BEGIN Records supplied
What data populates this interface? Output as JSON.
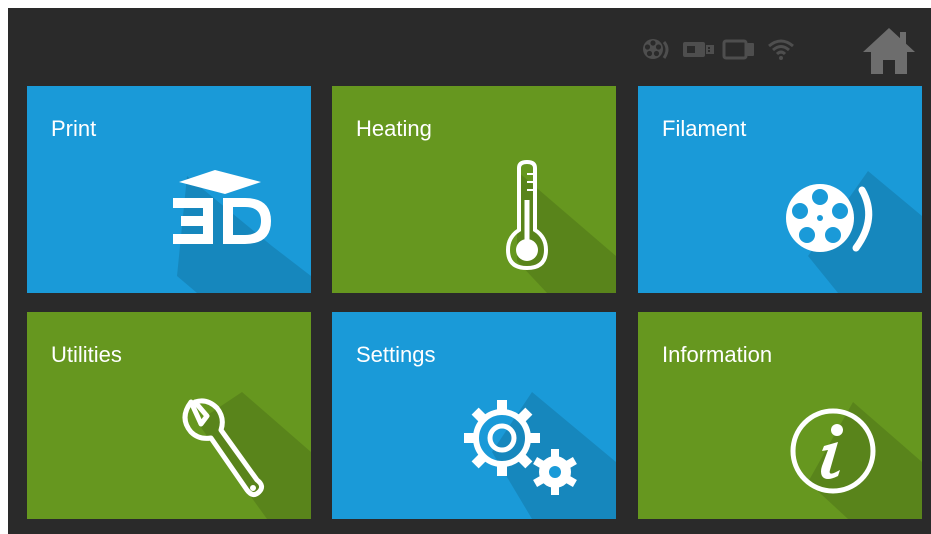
{
  "colors": {
    "blue": "#1a9ad8",
    "green": "#66971f",
    "background": "#2a2a2a",
    "status_icon": "#4e4e4e",
    "home_icon": "#6d6d6d"
  },
  "status_bar": {
    "icons": [
      "filament-reel-icon",
      "usb-stick-icon",
      "tablet-icon",
      "wifi-icon"
    ],
    "home_icon": "home-icon"
  },
  "tiles": [
    {
      "label": "Print",
      "icon": "3d-icon",
      "color": "blue"
    },
    {
      "label": "Heating",
      "icon": "thermometer-icon",
      "color": "green"
    },
    {
      "label": "Filament",
      "icon": "filament-reel-icon",
      "color": "blue"
    },
    {
      "label": "Utilities",
      "icon": "wrench-icon",
      "color": "green"
    },
    {
      "label": "Settings",
      "icon": "gears-icon",
      "color": "blue"
    },
    {
      "label": "Information",
      "icon": "info-icon",
      "color": "green"
    }
  ]
}
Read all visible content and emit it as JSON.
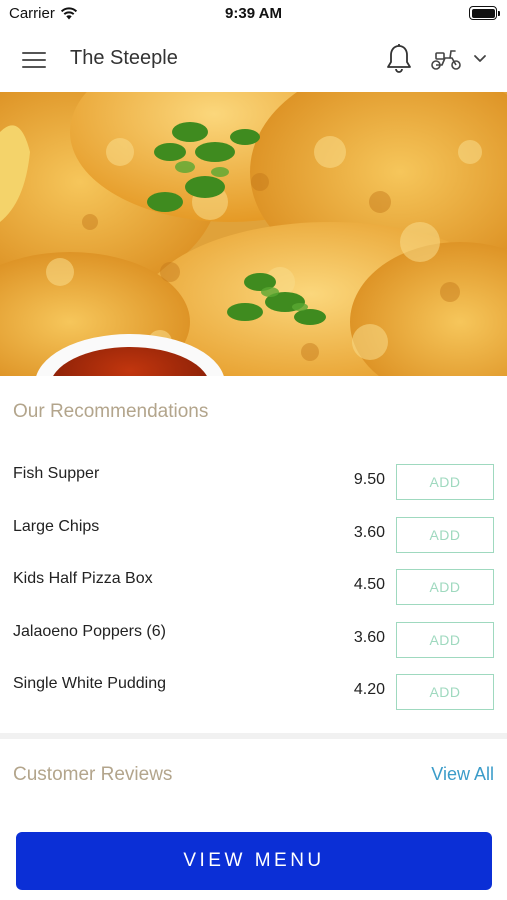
{
  "status_bar": {
    "carrier": "Carrier",
    "time": "9:39 AM"
  },
  "nav": {
    "title": "The Steeple",
    "icons": [
      "menu-icon",
      "bell-icon",
      "scooter-icon",
      "chevron-down-icon"
    ]
  },
  "hero": {
    "icon": "fried-fish-photo"
  },
  "recommendations": {
    "title": "Our Recommendations",
    "items": [
      {
        "name": "Fish Supper",
        "price": "9.50",
        "add_label": "ADD"
      },
      {
        "name": "Large Chips",
        "price": "3.60",
        "add_label": "ADD"
      },
      {
        "name": "Kids Half Pizza Box",
        "price": "4.50",
        "add_label": "ADD"
      },
      {
        "name": "Jalaoeno Poppers (6)",
        "price": "3.60",
        "add_label": "ADD"
      },
      {
        "name": "Single White Pudding",
        "price": "4.20",
        "add_label": "ADD"
      }
    ]
  },
  "reviews": {
    "title": "Customer Reviews",
    "view_all": "View All"
  },
  "cta": {
    "view_menu": "VIEW MENU"
  },
  "colors": {
    "accent_blue": "#0b2fd6",
    "add_green": "#9fd9bf",
    "section_tan": "#b3a58c",
    "link_blue": "#3b9cc9"
  }
}
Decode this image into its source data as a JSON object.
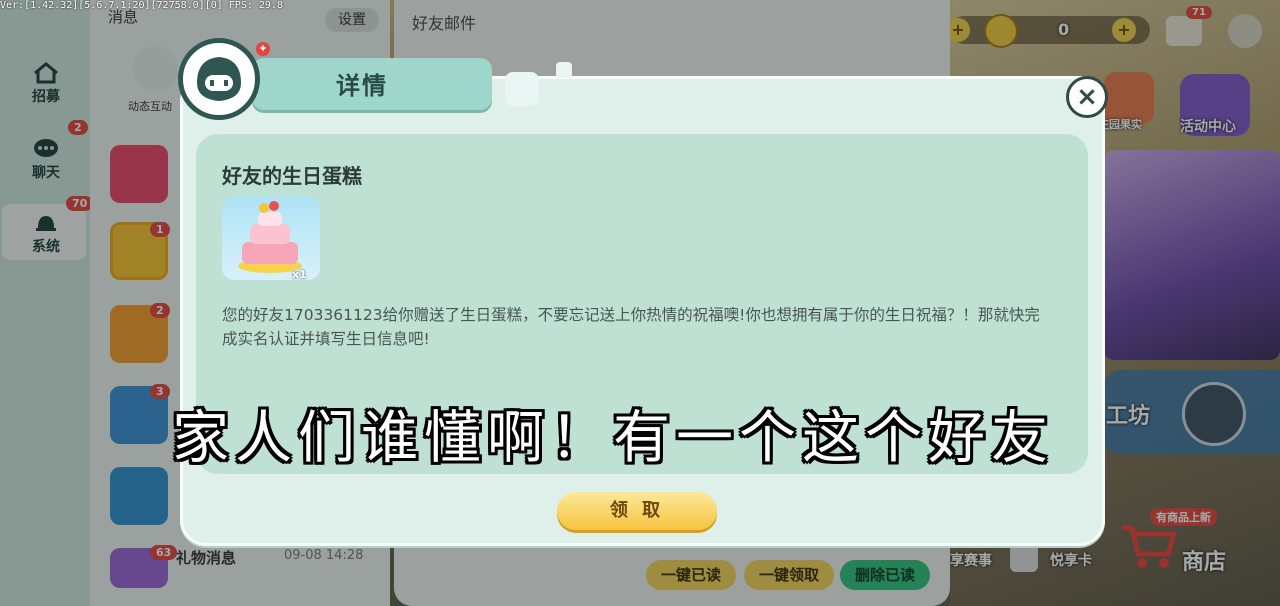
{
  "version_text": "Ver:[1.42.32][5.6.7.1:20][72758.0][0] FPS: 29.8",
  "left_nav": {
    "items": [
      {
        "label": "招募",
        "badge": ""
      },
      {
        "label": "聊天",
        "badge": "2"
      },
      {
        "label": "系统",
        "badge": "70"
      }
    ]
  },
  "messages_panel": {
    "title": "消息",
    "settings_label": "设置",
    "interaction_label": "动态互动",
    "badges": [
      "1",
      "2",
      "3"
    ],
    "gift_item": {
      "label": "礼物消息",
      "time": "09-08 14:28",
      "badge": "63"
    }
  },
  "mail_panel": {
    "title": "好友邮件",
    "actions": [
      "一键已读",
      "一键领取",
      "删除已读"
    ]
  },
  "dialog": {
    "tab_title": "详情",
    "gift_title": "好友的生日蛋糕",
    "item_quantity": "x1",
    "description": "您的好友1703361123给你赠送了生日蛋糕，不要忘记送上你热情的祝福噢!你也想拥有属于你的生日祝福？！那就快完成实名认证并填写生日信息吧!",
    "claim_label": "领 取",
    "close_symbol": "×"
  },
  "hud": {
    "currency_value": "0",
    "mail_badge": "71",
    "orchard_label": "庄园果实",
    "activity_label": "活动中心",
    "workshop_label": "工坊",
    "shop_label": "商店",
    "new_items_label": "有商品上新",
    "race_label": "享赛事",
    "card_label": "悦享卡"
  },
  "caption": "家人们谁懂啊！有一个这个好友",
  "colors": {
    "nav_bg": "#cfe5de",
    "dialog_bg": "#dff0ea",
    "inner_bg": "#bfe1d4",
    "tab_bg": "#9ed6cb",
    "claim_button": "#f5c43f",
    "badge_red": "#e2453e",
    "action_yellow": "#f2d25a",
    "action_green": "#2fbf7b"
  }
}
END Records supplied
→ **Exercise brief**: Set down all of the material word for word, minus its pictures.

→ **Output of the task**:
What data populates this interface? Output as JSON.
{
  "colors": {
    "blue": "#1a9ad8",
    "green": "#66971f",
    "background": "#2a2a2a",
    "status_icon": "#4e4e4e",
    "home_icon": "#6d6d6d"
  },
  "status_bar": {
    "icons": [
      "filament-reel-icon",
      "usb-stick-icon",
      "tablet-icon",
      "wifi-icon"
    ],
    "home_icon": "home-icon"
  },
  "tiles": [
    {
      "label": "Print",
      "icon": "3d-icon",
      "color": "blue"
    },
    {
      "label": "Heating",
      "icon": "thermometer-icon",
      "color": "green"
    },
    {
      "label": "Filament",
      "icon": "filament-reel-icon",
      "color": "blue"
    },
    {
      "label": "Utilities",
      "icon": "wrench-icon",
      "color": "green"
    },
    {
      "label": "Settings",
      "icon": "gears-icon",
      "color": "blue"
    },
    {
      "label": "Information",
      "icon": "info-icon",
      "color": "green"
    }
  ]
}
Read all visible content and emit it as JSON.
{
  "status_bar": {
    "carrier": "Carrier",
    "time": "9:39 AM"
  },
  "nav": {
    "title": "The Steeple",
    "icons": [
      "menu-icon",
      "bell-icon",
      "scooter-icon",
      "chevron-down-icon"
    ]
  },
  "hero": {
    "icon": "fried-fish-photo"
  },
  "recommendations": {
    "title": "Our Recommendations",
    "items": [
      {
        "name": "Fish Supper",
        "price": "9.50",
        "add_label": "ADD"
      },
      {
        "name": "Large Chips",
        "price": "3.60",
        "add_label": "ADD"
      },
      {
        "name": "Kids Half Pizza Box",
        "price": "4.50",
        "add_label": "ADD"
      },
      {
        "name": "Jalaoeno Poppers (6)",
        "price": "3.60",
        "add_label": "ADD"
      },
      {
        "name": "Single White Pudding",
        "price": "4.20",
        "add_label": "ADD"
      }
    ]
  },
  "reviews": {
    "title": "Customer Reviews",
    "view_all": "View All"
  },
  "cta": {
    "view_menu": "VIEW MENU"
  },
  "colors": {
    "accent_blue": "#0b2fd6",
    "add_green": "#9fd9bf",
    "section_tan": "#b3a58c",
    "link_blue": "#3b9cc9"
  }
}
Decode this image into its source data as a JSON object.
{
  "version_text": "Ver:[1.42.32][5.6.7.1:20][72758.0][0] FPS: 29.8",
  "left_nav": {
    "items": [
      {
        "label": "招募",
        "badge": ""
      },
      {
        "label": "聊天",
        "badge": "2"
      },
      {
        "label": "系统",
        "badge": "70"
      }
    ]
  },
  "messages_panel": {
    "title": "消息",
    "settings_label": "设置",
    "interaction_label": "动态互动",
    "badges": [
      "1",
      "2",
      "3"
    ],
    "gift_item": {
      "label": "礼物消息",
      "time": "09-08 14:28",
      "badge": "63"
    }
  },
  "mail_panel": {
    "title": "好友邮件",
    "actions": [
      "一键已读",
      "一键领取",
      "删除已读"
    ]
  },
  "dialog": {
    "tab_title": "详情",
    "gift_title": "好友的生日蛋糕",
    "item_quantity": "x1",
    "description": "您的好友1703361123给你赠送了生日蛋糕，不要忘记送上你热情的祝福噢!你也想拥有属于你的生日祝福？！那就快完成实名认证并填写生日信息吧!",
    "claim_label": "领 取",
    "close_symbol": "×"
  },
  "hud": {
    "currency_value": "0",
    "mail_badge": "71",
    "orchard_label": "庄园果实",
    "activity_label": "活动中心",
    "workshop_label": "工坊",
    "shop_label": "商店",
    "new_items_label": "有商品上新",
    "race_label": "享赛事",
    "card_label": "悦享卡"
  },
  "caption": "家人们谁懂啊！有一个这个好友",
  "colors": {
    "nav_bg": "#cfe5de",
    "dialog_bg": "#dff0ea",
    "inner_bg": "#bfe1d4",
    "tab_bg": "#9ed6cb",
    "claim_button": "#f5c43f",
    "badge_red": "#e2453e",
    "action_yellow": "#f2d25a",
    "action_green": "#2fbf7b"
  }
}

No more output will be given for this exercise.